Sonia’s research finds that mainstream psychiatric modes of diagnosing people who are identified as Latinx carry racialized, gendered, and sexualized notions of psychopathology among people of color. In particular, this work looks at “cultural concepts of distress” (CCDs), such as Ataque de Nervios, and documents gendered anti-Black and anti-Indigenous stereotypes carried within the literature on CCDs and related topics. She formulates a cross-disciplinary archive of race, gender, science, and psychopathology to reveal how concepts of brujería (Spanish for ‘magic’, or often, ‘witchcraft’) and other examples of non-Western knowledge become pathologized in the existing research and training literature.
Sonia is a Hellman Foundation fellow for her work on race and gender in biomedical systems of psychopathology. Along her path toward Ethnic Studies, Sonia published research in social, organizational, and clinical psychology and studied counseling psychology at the doctoral level. She completed her Bachelor of Science at Northwestern University, not terribly far from her hometown of Cicero, Illinois.
Reading and Composition in Native American Studies
Reading and Composition in Asian American Studies
Reading and Composition in Chicano/a Studies
Qualitative and Quantitative Research Methods in Psychology
Intro to Chicano/a History
Intro to Theories of Ethnic Studies
International Immigration in Western Europe and US before and after 9/11

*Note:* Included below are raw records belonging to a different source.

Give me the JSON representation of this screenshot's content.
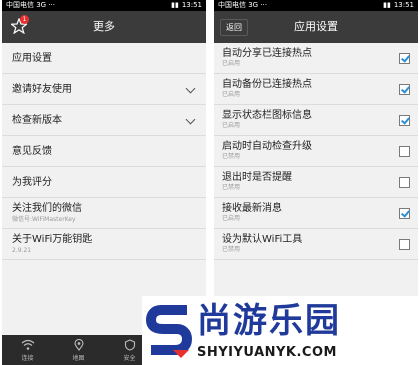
{
  "left_screen": {
    "status_bar": {
      "carrier": "中国电信 3G ···",
      "time": "13:51"
    },
    "header": {
      "title": "更多",
      "badge": "1"
    },
    "menu": [
      {
        "label": "应用设置",
        "sub": "",
        "chevron": false
      },
      {
        "label": "邀请好友使用",
        "sub": "",
        "chevron": true
      },
      {
        "label": "检查新版本",
        "sub": "",
        "chevron": true
      },
      {
        "label": "意见反馈",
        "sub": "",
        "chevron": false
      },
      {
        "label": "为我评分",
        "sub": "",
        "chevron": false
      },
      {
        "label": "关注我们的微信",
        "sub": "微信号:WiFiMasterKey",
        "chevron": false
      },
      {
        "label": "关于WiFi万能钥匙",
        "sub": "2.9.21",
        "chevron": false
      }
    ],
    "tab_bar": [
      {
        "label": "连接",
        "icon": "wifi-icon"
      },
      {
        "label": "地图",
        "icon": "map-pin-icon"
      },
      {
        "label": "安全",
        "icon": "shield-icon"
      },
      {
        "label": "更",
        "icon": "more-icon"
      }
    ]
  },
  "right_screen": {
    "status_bar": {
      "carrier": "中国电信 3G ···",
      "time": "13:51"
    },
    "header": {
      "title": "应用设置",
      "back_label": "返回"
    },
    "settings": [
      {
        "label": "自动分享已连接热点",
        "status": "已启用",
        "checked": true
      },
      {
        "label": "自动备份已连接热点",
        "status": "已启用",
        "checked": true
      },
      {
        "label": "显示状态栏图标信息",
        "status": "已启用",
        "checked": true
      },
      {
        "label": "启动时自动检查升级",
        "status": "已禁用",
        "checked": false
      },
      {
        "label": "退出时是否提醒",
        "status": "已禁用",
        "checked": false
      },
      {
        "label": "接收最新消息",
        "status": "已启用",
        "checked": true
      },
      {
        "label": "设为默认WiFi工具",
        "status": "已禁用",
        "checked": false
      }
    ]
  },
  "watermark": {
    "brand": "尚游乐园",
    "url": "SHYIYUANYK.COM"
  },
  "colors": {
    "header_bg": "#3b3b3b",
    "check_blue": "#2c8fd8",
    "badge_red": "#e8312f",
    "brand_blue": "#1f3a9a"
  }
}
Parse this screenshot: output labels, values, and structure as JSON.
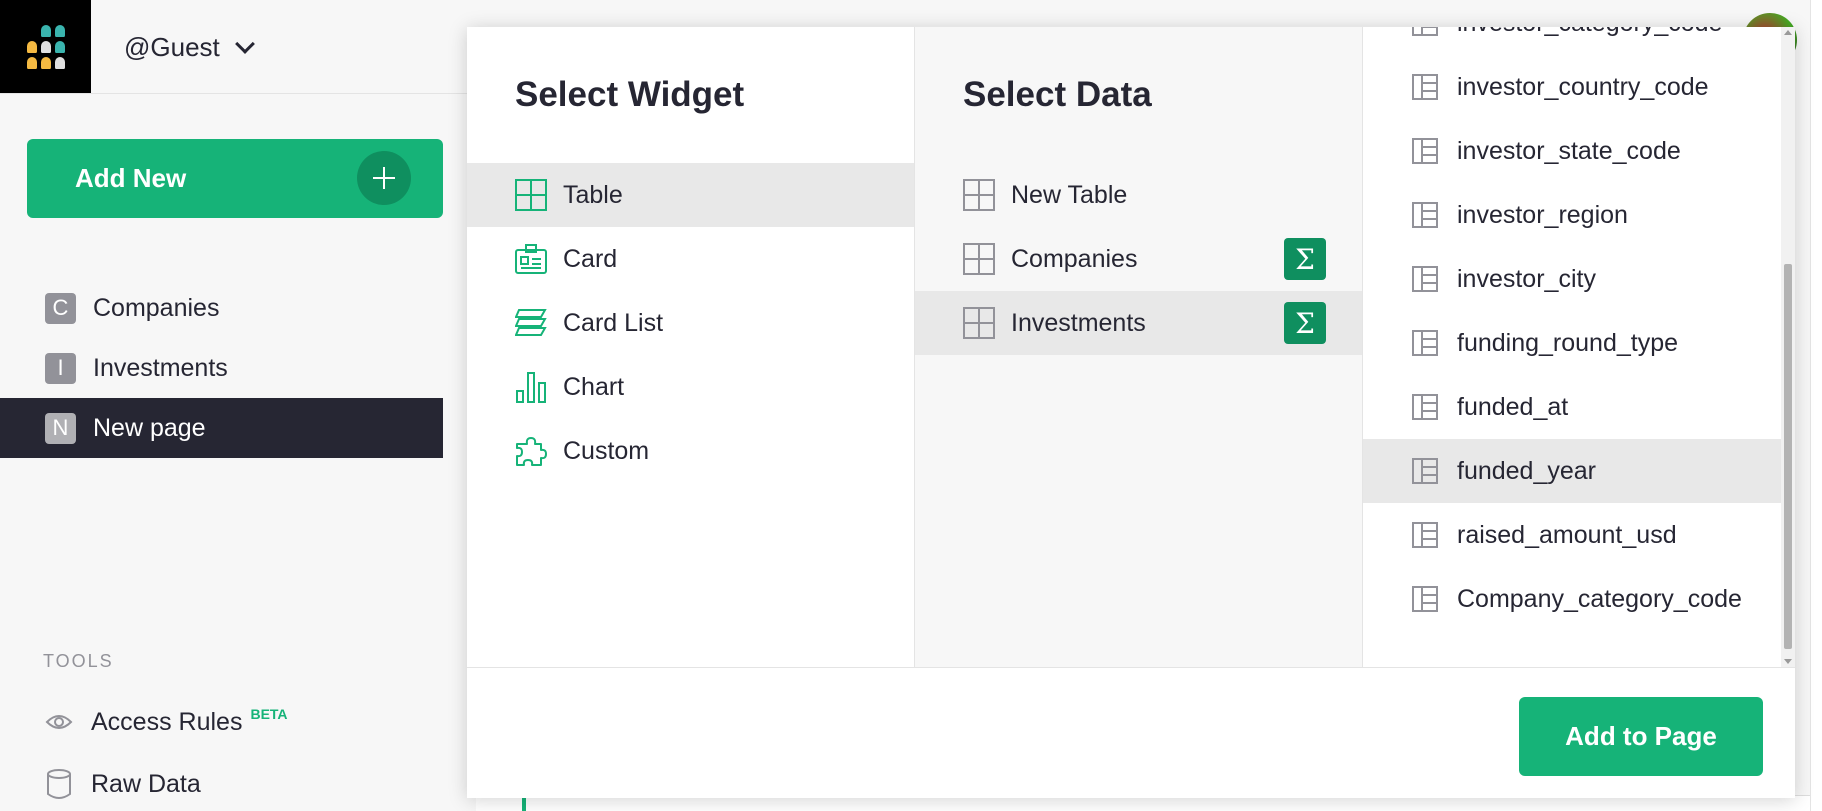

Asian American Community Health
Indigenous Peoples in Global Inequality
Islamophobia and Constructing Otherness
Muslims in America